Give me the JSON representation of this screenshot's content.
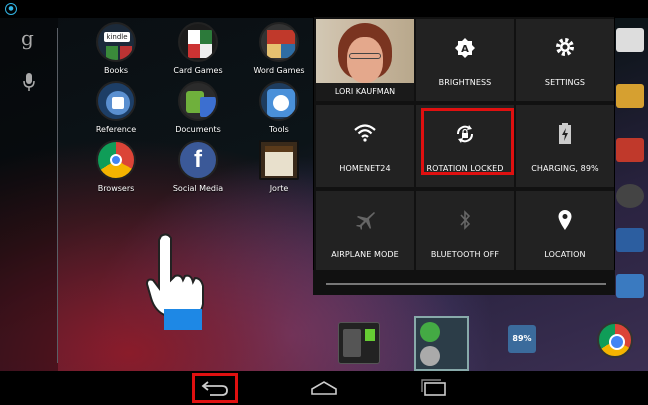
{
  "status_bar": {
    "notification_icon": "notification-icon"
  },
  "home": {
    "search_letter": "g",
    "apps": [
      {
        "label": "Books",
        "badge": "kindle"
      },
      {
        "label": "Card Games"
      },
      {
        "label": "Word Games"
      },
      {
        "label": "Reference"
      },
      {
        "label": "Documents"
      },
      {
        "label": "Tools"
      },
      {
        "label": "Browsers"
      },
      {
        "label": "Social Media"
      },
      {
        "label": "Jorte"
      }
    ],
    "dock": {
      "battery_widget": "89%"
    }
  },
  "quick_settings": {
    "user_name": "LORI KAUFMAN",
    "tiles": [
      {
        "label": "BRIGHTNESS",
        "icon": "brightness-auto-icon"
      },
      {
        "label": "SETTINGS",
        "icon": "gear-icon"
      },
      {
        "label": "HOMENET24",
        "icon": "wifi-icon"
      },
      {
        "label": "ROTATION LOCKED",
        "icon": "rotation-lock-icon"
      },
      {
        "label": "CHARGING, 89%",
        "icon": "battery-charging-icon"
      },
      {
        "label": "AIRPLANE MODE",
        "icon": "airplane-icon"
      },
      {
        "label": "BLUETOOTH OFF",
        "icon": "bluetooth-icon"
      },
      {
        "label": "LOCATION",
        "icon": "location-pin-icon"
      }
    ]
  },
  "navigation": {
    "back": "back-icon",
    "home": "home-icon",
    "recents": "recent-apps-icon"
  },
  "colors": {
    "highlight": "#e01010",
    "accent": "#33b5e5",
    "tile_bg": "#222222",
    "panel_bg": "#111111"
  }
}
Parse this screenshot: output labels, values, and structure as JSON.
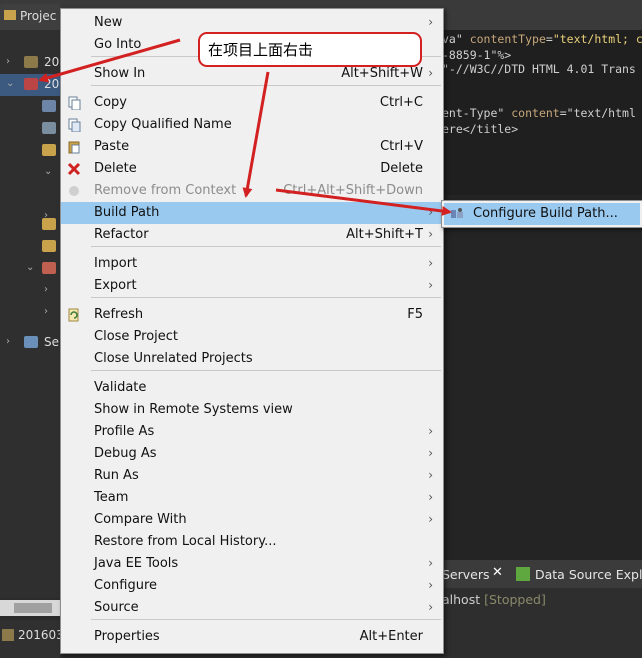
{
  "project_explorer": {
    "title": "Projec",
    "rows": [
      {
        "label": "20"
      },
      {
        "label": "20"
      },
      {
        "label": ""
      },
      {
        "label": ""
      },
      {
        "label": ""
      },
      {
        "label": "Se"
      }
    ],
    "bottom_item": "201603"
  },
  "editor": {
    "lines": [
      {
        "parts": [
          {
            "c": "kw",
            "t": "va\" "
          },
          {
            "c": "attr",
            "t": "contentType"
          },
          {
            "c": "kw",
            "t": "="
          },
          {
            "c": "str",
            "t": "\"text/html; c"
          }
        ]
      },
      {
        "parts": [
          {
            "c": "kw",
            "t": "-8859-1\"%>"
          }
        ]
      },
      {
        "parts": [
          {
            "c": "kw",
            "t": "\"-//W3C//DTD HTML 4.01 Trans"
          }
        ]
      },
      {
        "parts": [
          {
            "c": "kw",
            "t": ""
          }
        ]
      },
      {
        "parts": [
          {
            "c": "kw",
            "t": "ent-Type\" "
          },
          {
            "c": "attr",
            "t": "content"
          },
          {
            "c": "kw",
            "t": "=\"text/html"
          }
        ]
      },
      {
        "parts": [
          {
            "c": "kw",
            "t": "ere</title>"
          }
        ]
      }
    ]
  },
  "servers": {
    "tab_label": "Servers",
    "close_glyph": "✕",
    "tab2_label": "Data Source Explo",
    "host_prefix": "alhost",
    "status": "[Stopped]"
  },
  "context_menu": {
    "items": [
      {
        "id": "new",
        "label": "New",
        "shortcut": "",
        "submenu": true,
        "icon": ""
      },
      {
        "id": "go-into",
        "label": "Go Into",
        "shortcut": "",
        "submenu": false,
        "icon": ""
      },
      {
        "id": "show-in",
        "label": "Show In",
        "shortcut": "Alt+Shift+W",
        "submenu": true,
        "icon": ""
      },
      {
        "id": "copy",
        "label": "Copy",
        "shortcut": "Ctrl+C",
        "submenu": false,
        "icon": "copy-icon"
      },
      {
        "id": "copy-qualified-name",
        "label": "Copy Qualified Name",
        "shortcut": "",
        "submenu": false,
        "icon": "copy-qualified-icon"
      },
      {
        "id": "paste",
        "label": "Paste",
        "shortcut": "Ctrl+V",
        "submenu": false,
        "icon": "paste-icon"
      },
      {
        "id": "delete",
        "label": "Delete",
        "shortcut": "Delete",
        "submenu": false,
        "icon": "delete-icon"
      },
      {
        "id": "remove-from-context",
        "label": "Remove from Context",
        "shortcut": "Ctrl+Alt+Shift+Down",
        "submenu": false,
        "icon": "remove-context-icon",
        "disabled": true
      },
      {
        "id": "build-path",
        "label": "Build Path",
        "shortcut": "",
        "submenu": true,
        "icon": "",
        "highlighted": true
      },
      {
        "id": "refactor",
        "label": "Refactor",
        "shortcut": "Alt+Shift+T",
        "submenu": true,
        "icon": ""
      },
      {
        "id": "import",
        "label": "Import",
        "shortcut": "",
        "submenu": true,
        "icon": ""
      },
      {
        "id": "export",
        "label": "Export",
        "shortcut": "",
        "submenu": true,
        "icon": ""
      },
      {
        "id": "refresh",
        "label": "Refresh",
        "shortcut": "F5",
        "submenu": false,
        "icon": "refresh-icon"
      },
      {
        "id": "close-project",
        "label": "Close Project",
        "shortcut": "",
        "submenu": false,
        "icon": ""
      },
      {
        "id": "close-unrelated-projects",
        "label": "Close Unrelated Projects",
        "shortcut": "",
        "submenu": false,
        "icon": ""
      },
      {
        "id": "validate",
        "label": "Validate",
        "shortcut": "",
        "submenu": false,
        "icon": ""
      },
      {
        "id": "show-in-remote-systems-view",
        "label": "Show in Remote Systems view",
        "shortcut": "",
        "submenu": false,
        "icon": ""
      },
      {
        "id": "profile-as",
        "label": "Profile As",
        "shortcut": "",
        "submenu": true,
        "icon": ""
      },
      {
        "id": "debug-as",
        "label": "Debug As",
        "shortcut": "",
        "submenu": true,
        "icon": ""
      },
      {
        "id": "run-as",
        "label": "Run As",
        "shortcut": "",
        "submenu": true,
        "icon": ""
      },
      {
        "id": "team",
        "label": "Team",
        "shortcut": "",
        "submenu": true,
        "icon": ""
      },
      {
        "id": "compare-with",
        "label": "Compare With",
        "shortcut": "",
        "submenu": true,
        "icon": ""
      },
      {
        "id": "restore-from-local-history",
        "label": "Restore from Local History...",
        "shortcut": "",
        "submenu": false,
        "icon": ""
      },
      {
        "id": "java-ee-tools",
        "label": "Java EE Tools",
        "shortcut": "",
        "submenu": true,
        "icon": ""
      },
      {
        "id": "configure",
        "label": "Configure",
        "shortcut": "",
        "submenu": true,
        "icon": ""
      },
      {
        "id": "source",
        "label": "Source",
        "shortcut": "",
        "submenu": true,
        "icon": ""
      },
      {
        "id": "properties",
        "label": "Properties",
        "shortcut": "Alt+Enter",
        "submenu": false,
        "icon": ""
      }
    ],
    "submenu_arrow": "›"
  },
  "build_path_submenu": {
    "item_label": "Configure Build Path...",
    "icon": "configure-build-path-icon"
  },
  "annotation": {
    "callout_text": "在项目上面右击",
    "color": "#d32020"
  },
  "colors": {
    "menu_bg": "#f0f0f0",
    "highlight": "#99c9ef",
    "annotation_red": "#d32020"
  }
}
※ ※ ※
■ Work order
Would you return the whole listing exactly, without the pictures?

■ Written answer
Give me the JSON representation of this screenshot's content.
{
  "status_bar": {
    "notification_icon": "notification-icon"
  },
  "home": {
    "search_letter": "g",
    "apps": [
      {
        "label": "Books",
        "badge": "kindle"
      },
      {
        "label": "Card Games"
      },
      {
        "label": "Word Games"
      },
      {
        "label": "Reference"
      },
      {
        "label": "Documents"
      },
      {
        "label": "Tools"
      },
      {
        "label": "Browsers"
      },
      {
        "label": "Social Media"
      },
      {
        "label": "Jorte"
      }
    ],
    "dock": {
      "battery_widget": "89%"
    }
  },
  "quick_settings": {
    "user_name": "LORI KAUFMAN",
    "tiles": [
      {
        "label": "BRIGHTNESS",
        "icon": "brightness-auto-icon"
      },
      {
        "label": "SETTINGS",
        "icon": "gear-icon"
      },
      {
        "label": "HOMENET24",
        "icon": "wifi-icon"
      },
      {
        "label": "ROTATION LOCKED",
        "icon": "rotation-lock-icon"
      },
      {
        "label": "CHARGING, 89%",
        "icon": "battery-charging-icon"
      },
      {
        "label": "AIRPLANE MODE",
        "icon": "airplane-icon"
      },
      {
        "label": "BLUETOOTH OFF",
        "icon": "bluetooth-icon"
      },
      {
        "label": "LOCATION",
        "icon": "location-pin-icon"
      }
    ]
  },
  "navigation": {
    "back": "back-icon",
    "home": "home-icon",
    "recents": "recent-apps-icon"
  },
  "colors": {
    "highlight": "#e01010",
    "accent": "#33b5e5",
    "tile_bg": "#222222",
    "panel_bg": "#111111"
  }
}
Parse this screenshot: output labels, values, and structure as JSON.
{
  "project_explorer": {
    "title": "Projec",
    "rows": [
      {
        "label": "20"
      },
      {
        "label": "20"
      },
      {
        "label": ""
      },
      {
        "label": ""
      },
      {
        "label": ""
      },
      {
        "label": "Se"
      }
    ],
    "bottom_item": "201603"
  },
  "editor": {
    "lines": [
      {
        "parts": [
          {
            "c": "kw",
            "t": "va\" "
          },
          {
            "c": "attr",
            "t": "contentType"
          },
          {
            "c": "kw",
            "t": "="
          },
          {
            "c": "str",
            "t": "\"text/html; c"
          }
        ]
      },
      {
        "parts": [
          {
            "c": "kw",
            "t": "-8859-1\"%>"
          }
        ]
      },
      {
        "parts": [
          {
            "c": "kw",
            "t": "\"-//W3C//DTD HTML 4.01 Trans"
          }
        ]
      },
      {
        "parts": [
          {
            "c": "kw",
            "t": ""
          }
        ]
      },
      {
        "parts": [
          {
            "c": "kw",
            "t": "ent-Type\" "
          },
          {
            "c": "attr",
            "t": "content"
          },
          {
            "c": "kw",
            "t": "=\"text/html"
          }
        ]
      },
      {
        "parts": [
          {
            "c": "kw",
            "t": "ere</title>"
          }
        ]
      }
    ]
  },
  "servers": {
    "tab_label": "Servers",
    "close_glyph": "✕",
    "tab2_label": "Data Source Explo",
    "host_prefix": "alhost",
    "status": "[Stopped]"
  },
  "context_menu": {
    "items": [
      {
        "id": "new",
        "label": "New",
        "shortcut": "",
        "submenu": true,
        "icon": ""
      },
      {
        "id": "go-into",
        "label": "Go Into",
        "shortcut": "",
        "submenu": false,
        "icon": ""
      },
      {
        "id": "show-in",
        "label": "Show In",
        "shortcut": "Alt+Shift+W",
        "submenu": true,
        "icon": ""
      },
      {
        "id": "copy",
        "label": "Copy",
        "shortcut": "Ctrl+C",
        "submenu": false,
        "icon": "copy-icon"
      },
      {
        "id": "copy-qualified-name",
        "label": "Copy Qualified Name",
        "shortcut": "",
        "submenu": false,
        "icon": "copy-qualified-icon"
      },
      {
        "id": "paste",
        "label": "Paste",
        "shortcut": "Ctrl+V",
        "submenu": false,
        "icon": "paste-icon"
      },
      {
        "id": "delete",
        "label": "Delete",
        "shortcut": "Delete",
        "submenu": false,
        "icon": "delete-icon"
      },
      {
        "id": "remove-from-context",
        "label": "Remove from Context",
        "shortcut": "Ctrl+Alt+Shift+Down",
        "submenu": false,
        "icon": "remove-context-icon",
        "disabled": true
      },
      {
        "id": "build-path",
        "label": "Build Path",
        "shortcut": "",
        "submenu": true,
        "icon": "",
        "highlighted": true
      },
      {
        "id": "refactor",
        "label": "Refactor",
        "shortcut": "Alt+Shift+T",
        "submenu": true,
        "icon": ""
      },
      {
        "id": "import",
        "label": "Import",
        "shortcut": "",
        "submenu": true,
        "icon": ""
      },
      {
        "id": "export",
        "label": "Export",
        "shortcut": "",
        "submenu": true,
        "icon": ""
      },
      {
        "id": "refresh",
        "label": "Refresh",
        "shortcut": "F5",
        "submenu": false,
        "icon": "refresh-icon"
      },
      {
        "id": "close-project",
        "label": "Close Project",
        "shortcut": "",
        "submenu": false,
        "icon": ""
      },
      {
        "id": "close-unrelated-projects",
        "label": "Close Unrelated Projects",
        "shortcut": "",
        "submenu": false,
        "icon": ""
      },
      {
        "id": "validate",
        "label": "Validate",
        "shortcut": "",
        "submenu": false,
        "icon": ""
      },
      {
        "id": "show-in-remote-systems-view",
        "label": "Show in Remote Systems view",
        "shortcut": "",
        "submenu": false,
        "icon": ""
      },
      {
        "id": "profile-as",
        "label": "Profile As",
        "shortcut": "",
        "submenu": true,
        "icon": ""
      },
      {
        "id": "debug-as",
        "label": "Debug As",
        "shortcut": "",
        "submenu": true,
        "icon": ""
      },
      {
        "id": "run-as",
        "label": "Run As",
        "shortcut": "",
        "submenu": true,
        "icon": ""
      },
      {
        "id": "team",
        "label": "Team",
        "shortcut": "",
        "submenu": true,
        "icon": ""
      },
      {
        "id": "compare-with",
        "label": "Compare With",
        "shortcut": "",
        "submenu": true,
        "icon": ""
      },
      {
        "id": "restore-from-local-history",
        "label": "Restore from Local History...",
        "shortcut": "",
        "submenu": false,
        "icon": ""
      },
      {
        "id": "java-ee-tools",
        "label": "Java EE Tools",
        "shortcut": "",
        "submenu": true,
        "icon": ""
      },
      {
        "id": "configure",
        "label": "Configure",
        "shortcut": "",
        "submenu": true,
        "icon": ""
      },
      {
        "id": "source",
        "label": "Source",
        "shortcut": "",
        "submenu": true,
        "icon": ""
      },
      {
        "id": "properties",
        "label": "Properties",
        "shortcut": "Alt+Enter",
        "submenu": false,
        "icon": ""
      }
    ],
    "submenu_arrow": "›"
  },
  "build_path_submenu": {
    "item_label": "Configure Build Path...",
    "icon": "configure-build-path-icon"
  },
  "annotation": {
    "callout_text": "在项目上面右击",
    "color": "#d32020"
  },
  "colors": {
    "menu_bg": "#f0f0f0",
    "highlight": "#99c9ef",
    "annotation_red": "#d32020"
  }
}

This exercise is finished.